[Dataset rows describing interfaces]
Content starts
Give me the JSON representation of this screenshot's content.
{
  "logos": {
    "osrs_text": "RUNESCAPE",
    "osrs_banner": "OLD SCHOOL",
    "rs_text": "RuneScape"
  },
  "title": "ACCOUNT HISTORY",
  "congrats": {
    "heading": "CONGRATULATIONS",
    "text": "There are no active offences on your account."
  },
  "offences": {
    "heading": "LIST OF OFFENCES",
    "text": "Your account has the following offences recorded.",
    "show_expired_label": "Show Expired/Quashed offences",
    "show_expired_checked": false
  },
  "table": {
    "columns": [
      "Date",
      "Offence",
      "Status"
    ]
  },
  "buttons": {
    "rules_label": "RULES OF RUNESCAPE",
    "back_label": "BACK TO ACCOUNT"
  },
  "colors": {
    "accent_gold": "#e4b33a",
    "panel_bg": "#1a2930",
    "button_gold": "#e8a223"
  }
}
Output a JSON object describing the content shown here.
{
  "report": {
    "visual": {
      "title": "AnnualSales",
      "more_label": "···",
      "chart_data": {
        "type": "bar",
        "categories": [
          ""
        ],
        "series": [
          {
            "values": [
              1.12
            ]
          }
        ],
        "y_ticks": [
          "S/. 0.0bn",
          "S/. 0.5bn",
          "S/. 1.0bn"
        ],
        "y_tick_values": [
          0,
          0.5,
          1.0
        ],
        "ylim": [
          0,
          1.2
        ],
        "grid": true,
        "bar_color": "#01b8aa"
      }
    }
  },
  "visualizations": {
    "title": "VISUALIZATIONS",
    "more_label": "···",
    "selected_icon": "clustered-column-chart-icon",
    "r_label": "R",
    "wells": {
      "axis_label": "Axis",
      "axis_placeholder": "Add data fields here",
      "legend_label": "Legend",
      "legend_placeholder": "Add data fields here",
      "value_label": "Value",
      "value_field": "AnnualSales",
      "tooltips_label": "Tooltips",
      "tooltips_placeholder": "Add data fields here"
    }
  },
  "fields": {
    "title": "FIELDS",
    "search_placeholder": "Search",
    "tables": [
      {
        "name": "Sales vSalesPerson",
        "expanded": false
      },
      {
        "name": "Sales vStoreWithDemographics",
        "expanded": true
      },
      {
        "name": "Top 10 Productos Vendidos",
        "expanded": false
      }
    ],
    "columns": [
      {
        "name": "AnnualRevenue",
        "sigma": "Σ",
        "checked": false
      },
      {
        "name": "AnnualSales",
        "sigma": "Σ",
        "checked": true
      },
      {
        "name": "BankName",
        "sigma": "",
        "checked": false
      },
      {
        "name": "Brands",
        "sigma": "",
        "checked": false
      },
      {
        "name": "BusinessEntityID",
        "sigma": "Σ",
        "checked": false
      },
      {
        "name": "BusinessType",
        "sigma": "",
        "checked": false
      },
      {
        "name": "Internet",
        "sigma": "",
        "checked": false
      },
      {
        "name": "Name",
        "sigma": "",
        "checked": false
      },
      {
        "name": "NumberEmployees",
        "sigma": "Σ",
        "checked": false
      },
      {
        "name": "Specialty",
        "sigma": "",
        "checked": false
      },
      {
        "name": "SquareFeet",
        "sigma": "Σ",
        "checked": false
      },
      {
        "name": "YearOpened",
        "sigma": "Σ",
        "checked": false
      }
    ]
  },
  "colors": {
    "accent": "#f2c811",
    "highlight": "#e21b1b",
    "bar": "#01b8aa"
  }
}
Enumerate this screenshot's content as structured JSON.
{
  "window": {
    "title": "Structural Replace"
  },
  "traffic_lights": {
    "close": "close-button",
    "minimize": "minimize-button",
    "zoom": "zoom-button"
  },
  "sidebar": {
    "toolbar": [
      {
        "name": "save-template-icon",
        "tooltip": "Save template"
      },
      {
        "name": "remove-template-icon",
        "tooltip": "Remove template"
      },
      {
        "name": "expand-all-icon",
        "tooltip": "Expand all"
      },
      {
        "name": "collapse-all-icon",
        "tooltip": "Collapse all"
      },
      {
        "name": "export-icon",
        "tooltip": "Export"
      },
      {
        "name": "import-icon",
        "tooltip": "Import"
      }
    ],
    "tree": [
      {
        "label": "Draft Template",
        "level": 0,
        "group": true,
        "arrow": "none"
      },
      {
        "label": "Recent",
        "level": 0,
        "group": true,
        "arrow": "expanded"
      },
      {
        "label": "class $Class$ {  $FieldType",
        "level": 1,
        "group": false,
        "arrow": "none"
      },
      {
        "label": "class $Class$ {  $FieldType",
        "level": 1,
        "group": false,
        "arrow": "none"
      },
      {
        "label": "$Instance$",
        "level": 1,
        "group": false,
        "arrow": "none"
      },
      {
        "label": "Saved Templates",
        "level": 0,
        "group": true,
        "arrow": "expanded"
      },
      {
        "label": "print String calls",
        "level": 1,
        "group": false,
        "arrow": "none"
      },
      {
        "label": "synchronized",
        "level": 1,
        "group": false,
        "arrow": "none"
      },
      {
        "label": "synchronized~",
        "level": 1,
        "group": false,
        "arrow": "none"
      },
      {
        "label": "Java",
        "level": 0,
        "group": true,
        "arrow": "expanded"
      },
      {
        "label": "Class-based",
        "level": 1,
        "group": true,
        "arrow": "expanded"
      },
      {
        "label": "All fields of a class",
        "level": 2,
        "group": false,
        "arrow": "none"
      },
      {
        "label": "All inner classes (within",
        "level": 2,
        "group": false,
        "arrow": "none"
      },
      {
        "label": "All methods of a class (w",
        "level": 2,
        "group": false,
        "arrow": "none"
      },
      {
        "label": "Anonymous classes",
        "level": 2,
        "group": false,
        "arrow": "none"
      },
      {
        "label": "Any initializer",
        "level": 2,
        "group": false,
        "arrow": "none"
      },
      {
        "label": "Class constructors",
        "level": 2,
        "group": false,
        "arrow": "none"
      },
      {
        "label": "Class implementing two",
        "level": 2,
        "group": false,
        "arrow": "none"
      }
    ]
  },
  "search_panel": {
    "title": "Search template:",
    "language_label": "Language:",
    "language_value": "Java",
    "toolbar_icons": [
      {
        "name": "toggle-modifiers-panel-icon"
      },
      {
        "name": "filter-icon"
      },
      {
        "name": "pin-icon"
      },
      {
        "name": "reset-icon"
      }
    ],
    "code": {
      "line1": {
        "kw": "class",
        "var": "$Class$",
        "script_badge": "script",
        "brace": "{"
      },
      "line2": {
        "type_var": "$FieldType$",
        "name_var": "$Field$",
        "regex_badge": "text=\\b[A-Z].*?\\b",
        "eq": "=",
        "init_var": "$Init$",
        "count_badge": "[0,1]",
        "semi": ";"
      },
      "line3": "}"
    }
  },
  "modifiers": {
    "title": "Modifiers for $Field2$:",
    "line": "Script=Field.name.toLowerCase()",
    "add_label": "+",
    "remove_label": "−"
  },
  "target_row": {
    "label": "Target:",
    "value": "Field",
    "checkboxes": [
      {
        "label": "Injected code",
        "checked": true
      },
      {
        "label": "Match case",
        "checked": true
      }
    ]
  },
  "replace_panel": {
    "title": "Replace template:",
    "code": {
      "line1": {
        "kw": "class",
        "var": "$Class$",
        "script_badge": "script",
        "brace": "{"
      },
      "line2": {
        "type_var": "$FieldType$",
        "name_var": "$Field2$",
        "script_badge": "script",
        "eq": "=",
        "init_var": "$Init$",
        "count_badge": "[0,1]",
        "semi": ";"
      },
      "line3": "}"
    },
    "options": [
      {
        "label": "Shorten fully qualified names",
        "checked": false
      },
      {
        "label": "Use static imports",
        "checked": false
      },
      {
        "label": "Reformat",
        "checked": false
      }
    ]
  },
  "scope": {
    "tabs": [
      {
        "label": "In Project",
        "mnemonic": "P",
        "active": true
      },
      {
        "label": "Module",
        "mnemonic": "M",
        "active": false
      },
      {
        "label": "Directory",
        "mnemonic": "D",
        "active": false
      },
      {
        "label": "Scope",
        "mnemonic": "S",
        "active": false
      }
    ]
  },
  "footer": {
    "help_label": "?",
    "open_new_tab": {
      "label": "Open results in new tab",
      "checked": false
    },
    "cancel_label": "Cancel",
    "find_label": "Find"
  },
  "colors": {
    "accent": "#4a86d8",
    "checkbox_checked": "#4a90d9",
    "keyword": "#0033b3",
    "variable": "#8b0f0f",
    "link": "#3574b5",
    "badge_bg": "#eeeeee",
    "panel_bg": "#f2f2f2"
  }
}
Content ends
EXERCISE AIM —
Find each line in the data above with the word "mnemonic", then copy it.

THE ANSWER —
        "mnemonic": "P",
        "mnemonic": "M",
        "mnemonic": "D",
        "mnemonic": "S",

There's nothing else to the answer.